Second, for those interested in law enforcement or intelligence community careers: I think it’s fair to say I have taken a bit of an unconventional career path compared to most of my MIT classmates! The FBI’s strength is in the diversity of its workforce, and our agents come from all sorts of backgrounds personally, professionally, and academically. When I was at MIT, I never thought the FBI would be interested in someone with such a background–that couldn’t have been further from the truth. My scientific background has been extremely value added for various aspects of the FBI’s mission. I highly recommend doing an internship and learning more about the various FBI careers before pursuing it, and more info can be found at http://www.fbijobs.gov.

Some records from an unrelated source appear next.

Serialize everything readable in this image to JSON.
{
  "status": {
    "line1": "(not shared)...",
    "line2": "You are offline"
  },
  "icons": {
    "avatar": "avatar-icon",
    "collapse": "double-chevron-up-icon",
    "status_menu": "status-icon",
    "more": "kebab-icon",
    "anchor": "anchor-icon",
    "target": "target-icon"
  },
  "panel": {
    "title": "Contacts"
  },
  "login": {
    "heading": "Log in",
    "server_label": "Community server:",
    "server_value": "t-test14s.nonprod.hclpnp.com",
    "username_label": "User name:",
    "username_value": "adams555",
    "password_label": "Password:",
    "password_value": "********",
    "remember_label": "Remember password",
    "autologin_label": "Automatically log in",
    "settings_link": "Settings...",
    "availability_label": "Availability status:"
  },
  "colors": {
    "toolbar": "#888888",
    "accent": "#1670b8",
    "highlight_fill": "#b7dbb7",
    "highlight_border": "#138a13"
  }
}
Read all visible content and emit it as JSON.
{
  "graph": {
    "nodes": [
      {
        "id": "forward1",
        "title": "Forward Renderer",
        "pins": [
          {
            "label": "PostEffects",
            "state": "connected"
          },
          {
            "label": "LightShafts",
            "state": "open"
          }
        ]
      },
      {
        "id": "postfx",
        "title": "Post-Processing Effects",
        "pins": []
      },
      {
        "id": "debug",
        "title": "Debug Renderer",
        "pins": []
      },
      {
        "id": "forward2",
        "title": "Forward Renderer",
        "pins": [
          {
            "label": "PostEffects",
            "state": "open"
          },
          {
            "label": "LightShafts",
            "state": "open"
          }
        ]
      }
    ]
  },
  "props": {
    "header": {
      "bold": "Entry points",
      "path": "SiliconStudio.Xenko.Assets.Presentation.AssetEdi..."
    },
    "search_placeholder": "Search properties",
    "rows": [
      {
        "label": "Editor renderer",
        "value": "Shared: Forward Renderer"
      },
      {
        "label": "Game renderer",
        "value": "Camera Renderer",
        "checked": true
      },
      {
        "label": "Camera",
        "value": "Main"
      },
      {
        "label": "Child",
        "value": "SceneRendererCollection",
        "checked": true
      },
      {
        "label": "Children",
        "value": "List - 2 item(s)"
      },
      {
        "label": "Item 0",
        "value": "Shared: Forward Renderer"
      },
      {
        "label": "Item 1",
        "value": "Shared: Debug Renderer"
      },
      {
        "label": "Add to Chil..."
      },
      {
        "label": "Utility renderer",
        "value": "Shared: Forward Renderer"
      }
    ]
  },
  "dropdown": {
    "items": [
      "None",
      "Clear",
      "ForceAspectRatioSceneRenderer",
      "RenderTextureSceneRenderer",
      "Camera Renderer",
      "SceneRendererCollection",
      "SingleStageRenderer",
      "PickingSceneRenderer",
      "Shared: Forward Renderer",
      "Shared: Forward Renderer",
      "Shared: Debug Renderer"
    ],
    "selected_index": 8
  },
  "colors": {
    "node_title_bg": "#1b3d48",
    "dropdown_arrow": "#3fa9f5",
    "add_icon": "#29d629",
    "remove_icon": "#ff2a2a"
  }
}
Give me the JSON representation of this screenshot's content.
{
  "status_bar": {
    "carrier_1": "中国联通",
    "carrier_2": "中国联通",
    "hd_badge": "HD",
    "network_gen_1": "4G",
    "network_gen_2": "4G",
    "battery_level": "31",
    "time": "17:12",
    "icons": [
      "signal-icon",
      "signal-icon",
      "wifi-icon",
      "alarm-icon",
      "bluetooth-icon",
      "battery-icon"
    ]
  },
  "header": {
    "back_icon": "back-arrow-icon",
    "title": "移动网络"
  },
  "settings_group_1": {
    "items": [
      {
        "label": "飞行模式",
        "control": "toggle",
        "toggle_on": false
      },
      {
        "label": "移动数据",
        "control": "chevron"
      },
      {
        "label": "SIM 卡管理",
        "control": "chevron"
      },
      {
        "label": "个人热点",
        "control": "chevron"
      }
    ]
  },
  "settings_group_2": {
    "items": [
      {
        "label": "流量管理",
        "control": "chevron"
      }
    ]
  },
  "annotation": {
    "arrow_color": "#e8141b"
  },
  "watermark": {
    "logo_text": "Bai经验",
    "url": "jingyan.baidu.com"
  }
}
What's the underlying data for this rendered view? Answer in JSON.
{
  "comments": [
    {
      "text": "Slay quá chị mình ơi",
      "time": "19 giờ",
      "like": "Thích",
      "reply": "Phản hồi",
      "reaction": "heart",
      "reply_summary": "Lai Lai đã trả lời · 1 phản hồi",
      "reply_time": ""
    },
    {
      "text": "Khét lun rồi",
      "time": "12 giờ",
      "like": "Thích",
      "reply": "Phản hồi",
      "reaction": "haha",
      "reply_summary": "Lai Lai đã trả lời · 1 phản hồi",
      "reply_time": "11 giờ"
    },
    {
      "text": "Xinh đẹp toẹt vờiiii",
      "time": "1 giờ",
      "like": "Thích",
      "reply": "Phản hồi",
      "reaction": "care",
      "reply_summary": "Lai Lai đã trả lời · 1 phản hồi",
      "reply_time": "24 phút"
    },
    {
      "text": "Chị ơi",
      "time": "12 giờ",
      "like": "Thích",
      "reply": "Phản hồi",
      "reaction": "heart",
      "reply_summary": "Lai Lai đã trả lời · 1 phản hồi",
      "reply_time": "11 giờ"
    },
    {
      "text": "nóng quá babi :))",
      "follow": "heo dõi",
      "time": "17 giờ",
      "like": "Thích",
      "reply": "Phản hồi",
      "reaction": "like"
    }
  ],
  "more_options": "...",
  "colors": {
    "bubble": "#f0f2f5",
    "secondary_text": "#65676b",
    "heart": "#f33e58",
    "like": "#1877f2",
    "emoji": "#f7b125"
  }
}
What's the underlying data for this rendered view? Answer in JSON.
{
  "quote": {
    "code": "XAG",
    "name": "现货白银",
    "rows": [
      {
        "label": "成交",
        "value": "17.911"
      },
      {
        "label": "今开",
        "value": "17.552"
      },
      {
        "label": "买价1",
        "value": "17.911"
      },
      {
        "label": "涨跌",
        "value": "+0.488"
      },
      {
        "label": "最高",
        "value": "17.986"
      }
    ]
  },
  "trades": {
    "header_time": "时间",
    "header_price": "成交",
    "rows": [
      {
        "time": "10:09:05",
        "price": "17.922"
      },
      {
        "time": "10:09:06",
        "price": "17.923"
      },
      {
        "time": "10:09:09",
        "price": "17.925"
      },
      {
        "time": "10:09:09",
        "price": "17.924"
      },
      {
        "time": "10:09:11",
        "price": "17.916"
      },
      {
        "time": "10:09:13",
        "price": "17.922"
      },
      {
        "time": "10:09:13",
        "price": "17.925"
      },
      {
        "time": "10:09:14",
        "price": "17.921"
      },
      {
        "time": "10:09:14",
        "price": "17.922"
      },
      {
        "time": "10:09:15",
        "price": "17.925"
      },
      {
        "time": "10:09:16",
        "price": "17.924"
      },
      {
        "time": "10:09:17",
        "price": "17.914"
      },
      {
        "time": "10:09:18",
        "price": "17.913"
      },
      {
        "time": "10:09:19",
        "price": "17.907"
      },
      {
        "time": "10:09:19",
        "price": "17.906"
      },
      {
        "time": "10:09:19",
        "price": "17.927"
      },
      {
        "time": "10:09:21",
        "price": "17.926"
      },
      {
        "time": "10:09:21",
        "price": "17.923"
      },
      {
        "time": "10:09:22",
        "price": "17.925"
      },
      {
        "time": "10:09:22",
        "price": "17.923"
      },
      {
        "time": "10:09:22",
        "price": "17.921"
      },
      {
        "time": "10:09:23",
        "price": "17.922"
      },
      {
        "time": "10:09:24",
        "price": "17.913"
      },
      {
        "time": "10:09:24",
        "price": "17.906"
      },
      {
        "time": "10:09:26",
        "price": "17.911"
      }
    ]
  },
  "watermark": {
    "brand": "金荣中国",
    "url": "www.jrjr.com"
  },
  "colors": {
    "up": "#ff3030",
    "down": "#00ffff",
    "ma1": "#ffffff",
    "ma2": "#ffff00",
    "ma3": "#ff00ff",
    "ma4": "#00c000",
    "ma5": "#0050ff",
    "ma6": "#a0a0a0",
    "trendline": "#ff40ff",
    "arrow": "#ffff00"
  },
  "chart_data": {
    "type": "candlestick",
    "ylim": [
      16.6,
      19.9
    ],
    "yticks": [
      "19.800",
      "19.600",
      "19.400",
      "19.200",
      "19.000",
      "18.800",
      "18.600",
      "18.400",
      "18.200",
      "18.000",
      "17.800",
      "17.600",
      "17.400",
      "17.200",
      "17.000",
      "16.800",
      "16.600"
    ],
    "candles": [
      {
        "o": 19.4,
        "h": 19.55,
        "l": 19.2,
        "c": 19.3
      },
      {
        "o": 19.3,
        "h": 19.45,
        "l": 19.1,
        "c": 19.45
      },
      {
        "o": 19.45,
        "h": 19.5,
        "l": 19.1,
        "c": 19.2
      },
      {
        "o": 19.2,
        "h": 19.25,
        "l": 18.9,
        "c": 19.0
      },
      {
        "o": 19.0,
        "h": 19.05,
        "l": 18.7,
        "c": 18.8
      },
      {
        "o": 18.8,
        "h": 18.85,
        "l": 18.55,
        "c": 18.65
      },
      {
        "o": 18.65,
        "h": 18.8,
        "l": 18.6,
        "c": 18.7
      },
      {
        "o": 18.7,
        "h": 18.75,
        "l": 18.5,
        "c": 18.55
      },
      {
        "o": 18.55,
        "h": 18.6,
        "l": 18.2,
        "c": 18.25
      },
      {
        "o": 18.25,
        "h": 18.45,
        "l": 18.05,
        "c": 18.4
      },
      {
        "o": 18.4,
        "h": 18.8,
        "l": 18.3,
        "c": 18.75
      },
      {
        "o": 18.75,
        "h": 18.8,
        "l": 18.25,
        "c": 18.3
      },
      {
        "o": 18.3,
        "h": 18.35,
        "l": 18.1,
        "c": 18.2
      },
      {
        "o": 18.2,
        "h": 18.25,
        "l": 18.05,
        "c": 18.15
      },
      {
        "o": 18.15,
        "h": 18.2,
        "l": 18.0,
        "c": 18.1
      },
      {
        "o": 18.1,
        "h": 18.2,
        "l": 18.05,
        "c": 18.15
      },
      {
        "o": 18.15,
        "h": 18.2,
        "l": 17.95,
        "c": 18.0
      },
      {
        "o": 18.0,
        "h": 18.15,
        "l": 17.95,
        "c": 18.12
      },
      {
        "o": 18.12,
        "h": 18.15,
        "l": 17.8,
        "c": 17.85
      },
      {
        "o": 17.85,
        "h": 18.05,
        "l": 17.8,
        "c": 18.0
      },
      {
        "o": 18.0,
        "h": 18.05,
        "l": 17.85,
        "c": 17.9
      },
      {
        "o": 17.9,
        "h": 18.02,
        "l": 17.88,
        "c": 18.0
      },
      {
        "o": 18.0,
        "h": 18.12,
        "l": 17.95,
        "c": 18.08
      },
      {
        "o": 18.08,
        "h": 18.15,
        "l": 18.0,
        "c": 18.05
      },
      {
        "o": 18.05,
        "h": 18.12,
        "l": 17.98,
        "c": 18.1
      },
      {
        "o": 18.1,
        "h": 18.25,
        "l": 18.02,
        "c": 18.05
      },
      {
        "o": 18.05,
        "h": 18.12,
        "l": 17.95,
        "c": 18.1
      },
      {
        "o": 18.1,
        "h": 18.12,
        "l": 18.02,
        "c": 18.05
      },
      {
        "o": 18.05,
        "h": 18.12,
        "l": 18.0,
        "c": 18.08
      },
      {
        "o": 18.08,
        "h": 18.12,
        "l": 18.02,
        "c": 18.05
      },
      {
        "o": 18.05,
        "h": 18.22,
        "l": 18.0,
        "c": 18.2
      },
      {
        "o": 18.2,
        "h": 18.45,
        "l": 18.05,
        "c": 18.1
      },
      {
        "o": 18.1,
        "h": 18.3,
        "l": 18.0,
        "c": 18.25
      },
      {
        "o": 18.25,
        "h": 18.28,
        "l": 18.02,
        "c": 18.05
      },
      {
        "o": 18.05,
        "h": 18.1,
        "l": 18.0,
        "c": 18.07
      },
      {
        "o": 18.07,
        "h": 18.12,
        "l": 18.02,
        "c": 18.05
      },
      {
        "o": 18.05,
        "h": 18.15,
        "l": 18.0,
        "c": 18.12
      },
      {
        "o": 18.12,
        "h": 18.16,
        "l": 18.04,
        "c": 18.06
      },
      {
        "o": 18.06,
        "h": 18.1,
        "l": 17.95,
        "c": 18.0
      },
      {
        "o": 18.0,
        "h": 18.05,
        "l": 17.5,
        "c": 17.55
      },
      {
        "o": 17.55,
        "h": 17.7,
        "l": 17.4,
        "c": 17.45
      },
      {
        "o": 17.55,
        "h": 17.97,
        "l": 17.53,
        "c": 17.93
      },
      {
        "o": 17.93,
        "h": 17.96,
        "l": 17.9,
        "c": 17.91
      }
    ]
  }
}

Do you have any tips for networking or job searching for current students and recent graduates?
I would say that, in general, never be afraid to reach out to people you admire or aspire to be like in your career–even if you don’t know them personally–to see if they are open to speaking with you. Some of my most meaningful career decisions and opportunities were based on me mustering up the courage to send an email or make phone call to such individuals, which opened doors for me that might not have otherwise been an option professionally. I have found that in general, people who are successful and inspirational in their respective fields enjoy engaging with students and young professionals to provide guidance and talk about the road they have traveled to get to where they are professionally. A respectful but concise email or phone inquiry can go a long way toward making in-roads–don’t assume the person is “too important” or “too busy” to engage you–you may be pleasantly surprised!
What do you like to do outside of work for fun/relaxation/inspiration?
My current supervisory role in the FBI requires a lot of collaboration, talking, and in-person interaction. Back at home, throw two young kids in the mix, and you should conclude that I don’t get very much time by myself! So, being a natural introvert, when I do have downtime, I like to use it to be solo for a while–going for a long run, playing a video game (yes, I have a PS4), or simply getting a nap! Also, my family also enjoys traveling, so I find that organizing and planning such trips is fun as well.
What influenced your choice of undergraduate major? How has it shaped your career choices and professional ability?
As a kid I was always interested in knowing more about how living things work, grow, evolve. Biology seemed like a natural fit and, at the time, I was exploring an interest in becoming a doctor (that interest obviously waned over time!). But the opportunities I had as an MIT undergraduate to explore the vast specialties within biology gave me insight into what types of work and topics I enjoyed–and didn’t enjoy–to better inform my future career path. Certainly, having that experience within the academic community and understanding the rapid evolution of biotechnology over the past two decades has greatly benefited my current career in the FBI by enabling me to build mutual understanding and relationships amongst law enforcement, academic and research entities both domestically and internationally.
Last updated 2019